Cleft palate is a congenital defect that is unsightly and causes major speech and swallowing problems with the infant. This condition occurs in one out of every five hundred live births in the US. While cleft palate has both aesthetic and functional implications for patients in their social interactions, a major problem is midfacial skeletal growth that may be affected by the surgical repair of the palate. The best course would be early repair at 3 months before swallow and speech problems develop. Definitive surgical correction at this stage is often delayed because of growth issues, as the mouth will grow two times larger during childhood. An implant is needed that acts to resist pressure and allows growth in the mouth.
This surgically placed cleft implant will act as a pressure flap to allow for the negative pressures required for sucking as well as the positive pressures required for speech consonants. The implant overcomes the problems with existing implants by creating sufficient pressure sealing, fixation to the boney palate, and a loosely connected “free” edge to allow for growth.

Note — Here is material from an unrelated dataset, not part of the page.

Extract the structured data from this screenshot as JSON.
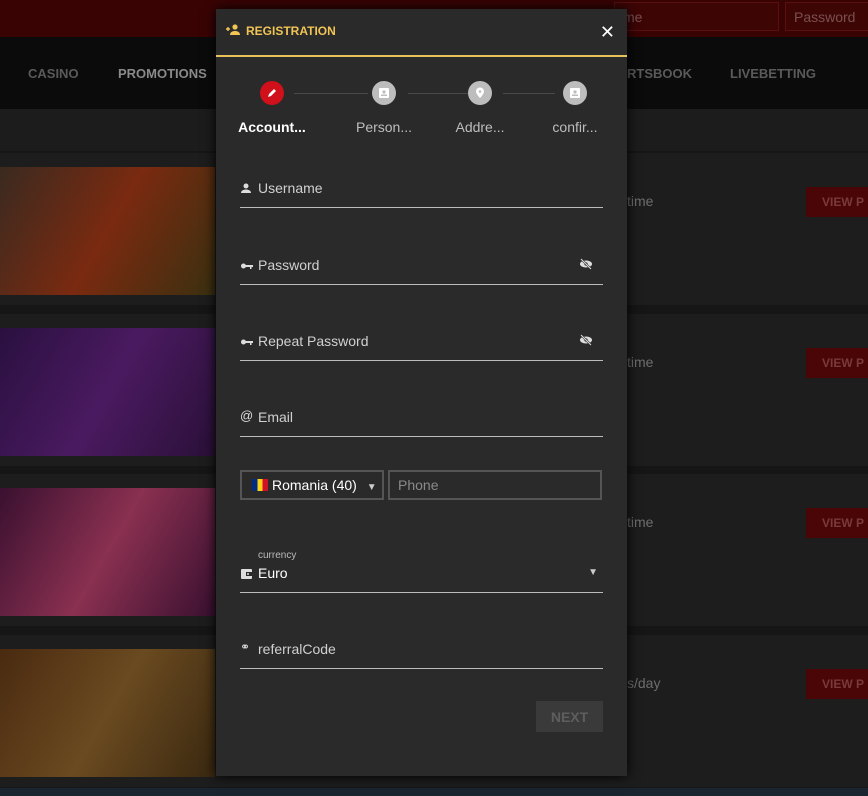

The implant is made from Salubria, a strong hydrogel patented by GT. The technology will provide the pediatric surgeon with the ability to correct the hard and soft palate at an early age to promote healthy social interactions, as well as to reduce the known developmental problems of swallowing and speech accompanying this defect.

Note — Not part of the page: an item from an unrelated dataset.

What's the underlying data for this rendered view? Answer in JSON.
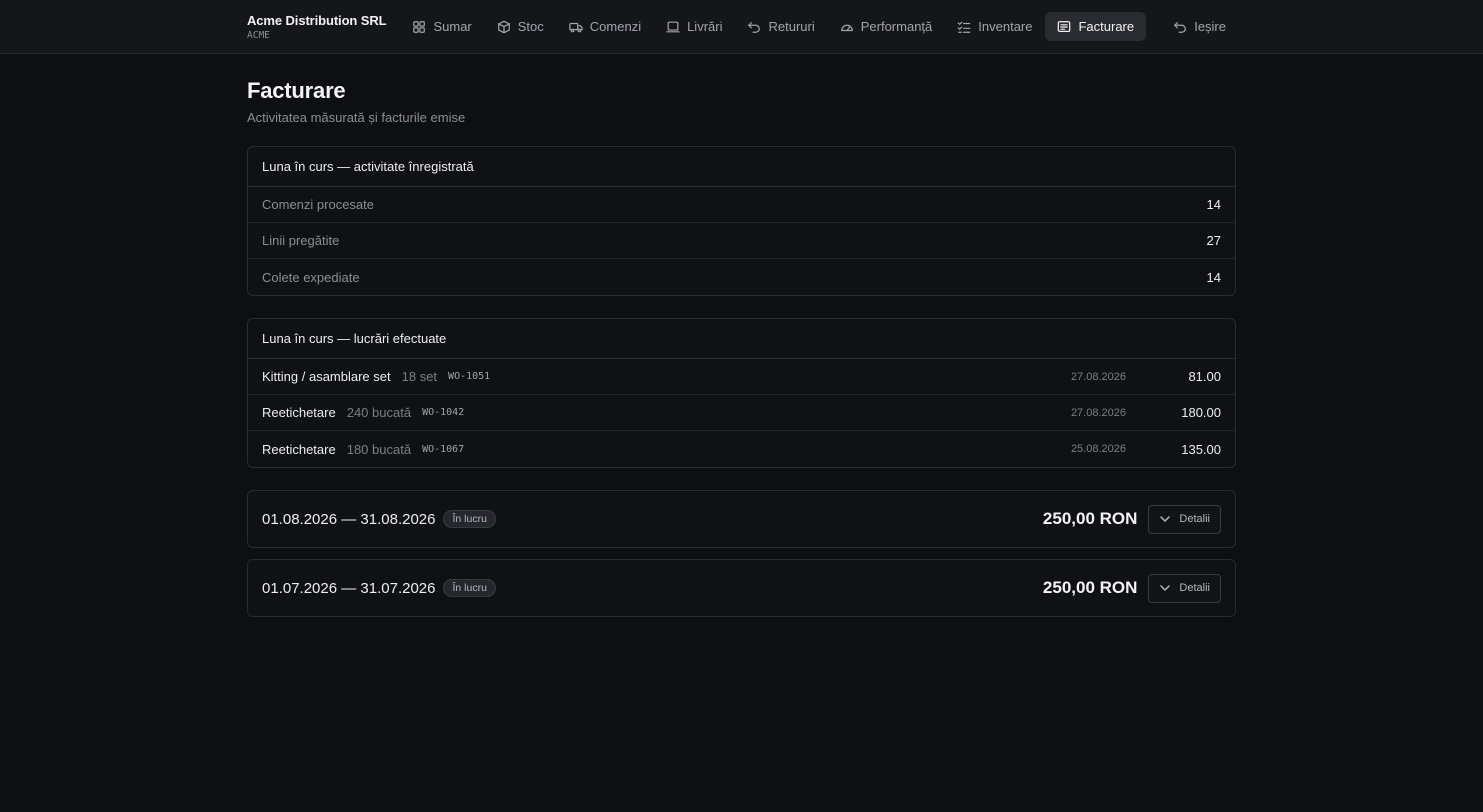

APDC funding was used to design the implant for children and provide the Design Control documentation for FDA 510(k) application